**Assigned task:**
Please filter the data below down to the lines holding the string "name".

╭──

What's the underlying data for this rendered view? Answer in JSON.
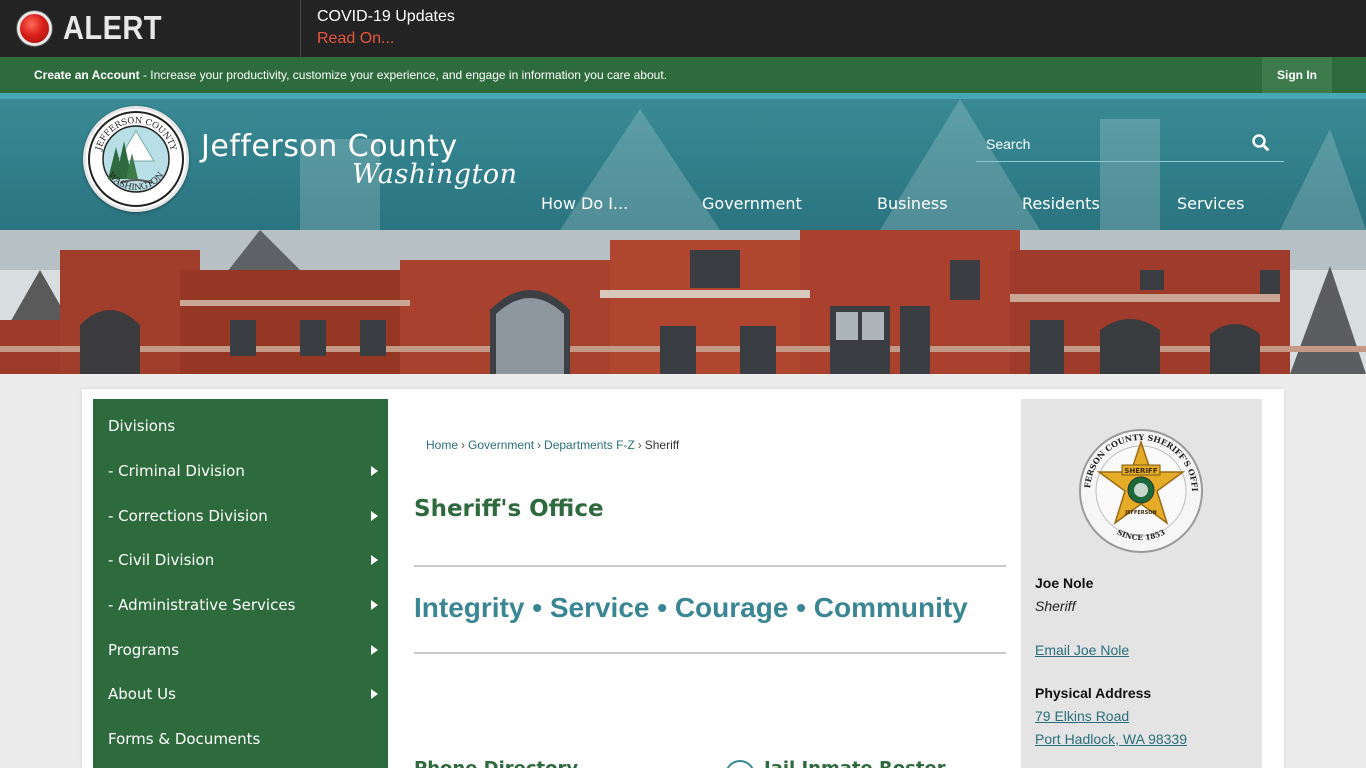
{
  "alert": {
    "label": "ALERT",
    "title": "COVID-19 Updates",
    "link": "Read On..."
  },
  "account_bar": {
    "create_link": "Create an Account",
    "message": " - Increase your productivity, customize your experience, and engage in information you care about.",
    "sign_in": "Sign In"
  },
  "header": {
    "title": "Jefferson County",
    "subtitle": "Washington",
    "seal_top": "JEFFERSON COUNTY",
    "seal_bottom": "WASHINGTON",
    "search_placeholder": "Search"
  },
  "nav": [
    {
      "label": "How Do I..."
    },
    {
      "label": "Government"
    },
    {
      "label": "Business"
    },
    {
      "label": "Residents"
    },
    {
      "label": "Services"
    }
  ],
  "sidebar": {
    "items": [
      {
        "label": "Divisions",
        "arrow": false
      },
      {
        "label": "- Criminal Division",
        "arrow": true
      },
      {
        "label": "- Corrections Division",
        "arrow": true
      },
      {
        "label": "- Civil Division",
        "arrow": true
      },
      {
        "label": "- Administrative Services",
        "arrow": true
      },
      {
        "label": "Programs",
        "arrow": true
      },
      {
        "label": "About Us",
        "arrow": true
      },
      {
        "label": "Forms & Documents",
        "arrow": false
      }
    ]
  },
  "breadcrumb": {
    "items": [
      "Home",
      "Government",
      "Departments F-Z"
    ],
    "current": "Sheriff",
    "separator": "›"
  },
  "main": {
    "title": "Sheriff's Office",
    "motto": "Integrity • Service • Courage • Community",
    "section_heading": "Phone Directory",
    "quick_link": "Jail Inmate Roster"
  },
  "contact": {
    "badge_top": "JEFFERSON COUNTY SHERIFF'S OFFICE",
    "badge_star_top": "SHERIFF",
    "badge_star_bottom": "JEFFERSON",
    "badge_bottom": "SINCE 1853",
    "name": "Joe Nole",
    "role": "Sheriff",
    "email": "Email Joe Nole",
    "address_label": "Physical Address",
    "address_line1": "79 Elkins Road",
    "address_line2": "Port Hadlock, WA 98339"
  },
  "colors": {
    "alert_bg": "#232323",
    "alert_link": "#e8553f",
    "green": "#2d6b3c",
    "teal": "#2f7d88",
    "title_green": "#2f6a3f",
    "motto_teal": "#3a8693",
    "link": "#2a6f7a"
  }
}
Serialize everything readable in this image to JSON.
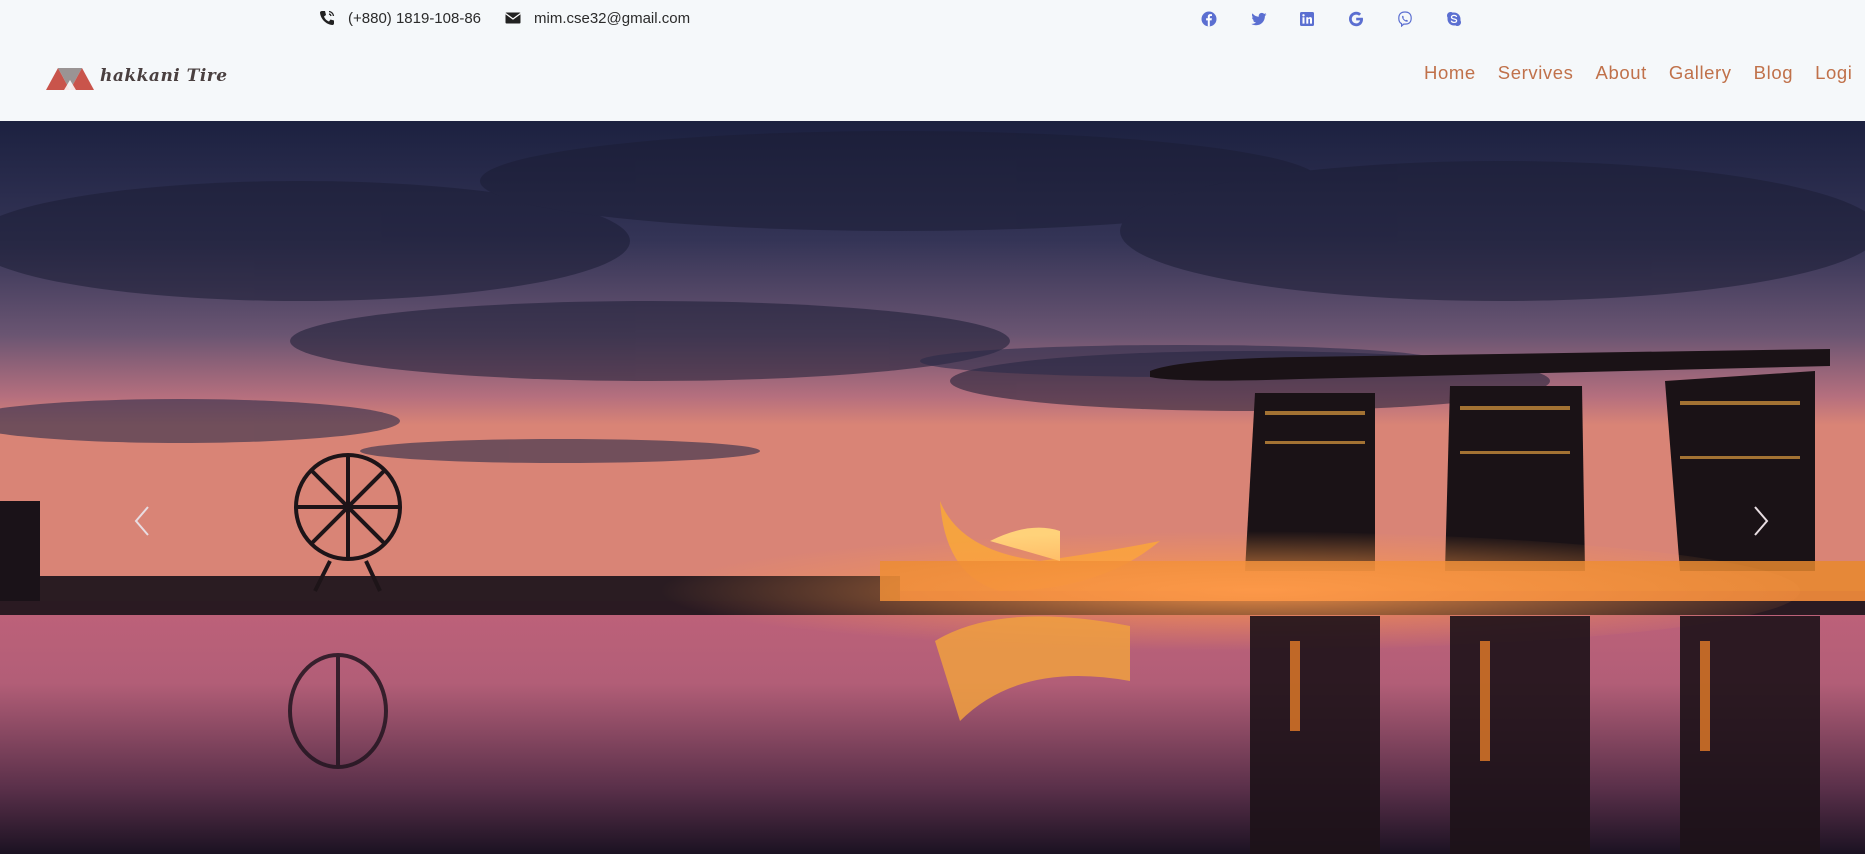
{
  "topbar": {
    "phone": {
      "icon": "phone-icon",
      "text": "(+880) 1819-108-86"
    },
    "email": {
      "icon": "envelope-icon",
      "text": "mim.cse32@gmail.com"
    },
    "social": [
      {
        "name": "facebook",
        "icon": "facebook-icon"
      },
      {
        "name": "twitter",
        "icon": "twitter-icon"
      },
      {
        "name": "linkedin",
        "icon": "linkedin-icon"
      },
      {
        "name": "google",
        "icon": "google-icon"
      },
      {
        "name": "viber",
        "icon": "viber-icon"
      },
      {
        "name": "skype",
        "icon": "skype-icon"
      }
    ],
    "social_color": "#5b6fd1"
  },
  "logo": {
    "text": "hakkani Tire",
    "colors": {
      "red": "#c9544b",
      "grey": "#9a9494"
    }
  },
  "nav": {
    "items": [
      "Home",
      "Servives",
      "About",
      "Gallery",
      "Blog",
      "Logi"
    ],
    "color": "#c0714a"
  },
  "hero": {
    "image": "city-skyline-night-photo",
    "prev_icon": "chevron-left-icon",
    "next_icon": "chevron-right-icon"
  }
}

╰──
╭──

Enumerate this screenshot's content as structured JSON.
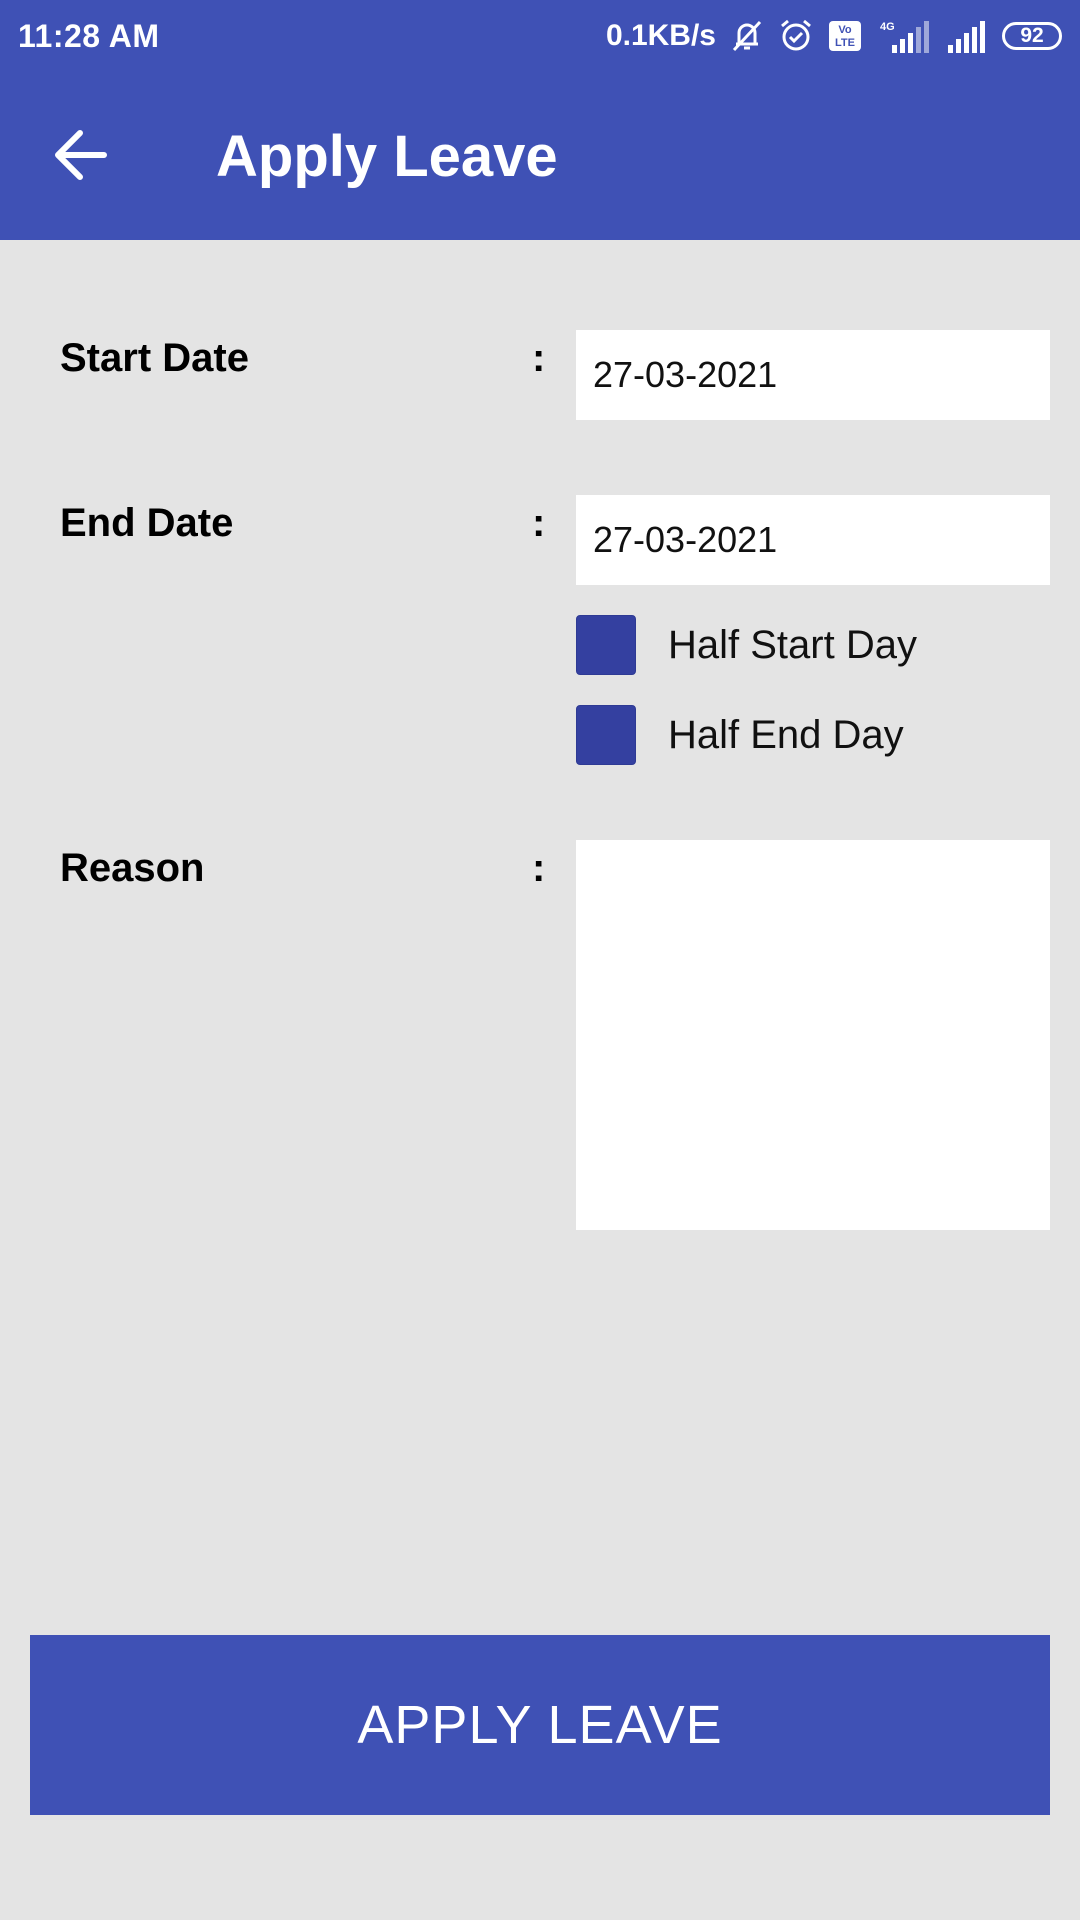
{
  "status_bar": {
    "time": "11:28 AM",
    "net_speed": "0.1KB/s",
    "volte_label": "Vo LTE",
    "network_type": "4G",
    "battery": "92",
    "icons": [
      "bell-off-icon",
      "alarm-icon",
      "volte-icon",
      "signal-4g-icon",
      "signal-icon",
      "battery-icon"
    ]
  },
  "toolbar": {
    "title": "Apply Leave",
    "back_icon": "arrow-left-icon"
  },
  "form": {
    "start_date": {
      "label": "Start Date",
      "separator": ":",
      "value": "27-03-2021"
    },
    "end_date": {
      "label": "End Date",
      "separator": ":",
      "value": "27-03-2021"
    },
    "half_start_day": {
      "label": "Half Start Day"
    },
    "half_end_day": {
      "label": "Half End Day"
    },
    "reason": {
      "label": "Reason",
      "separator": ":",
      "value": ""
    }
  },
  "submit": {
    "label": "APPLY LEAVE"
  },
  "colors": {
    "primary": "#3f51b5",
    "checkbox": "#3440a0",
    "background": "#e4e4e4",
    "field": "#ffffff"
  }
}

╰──

**Reply:**
    "name": "Joe Nole",
        "name": "facebook",
        "name": "twitter",
        "name": "linkedin",
        "name": "google",
        "name": "viber",
        "name": "skype",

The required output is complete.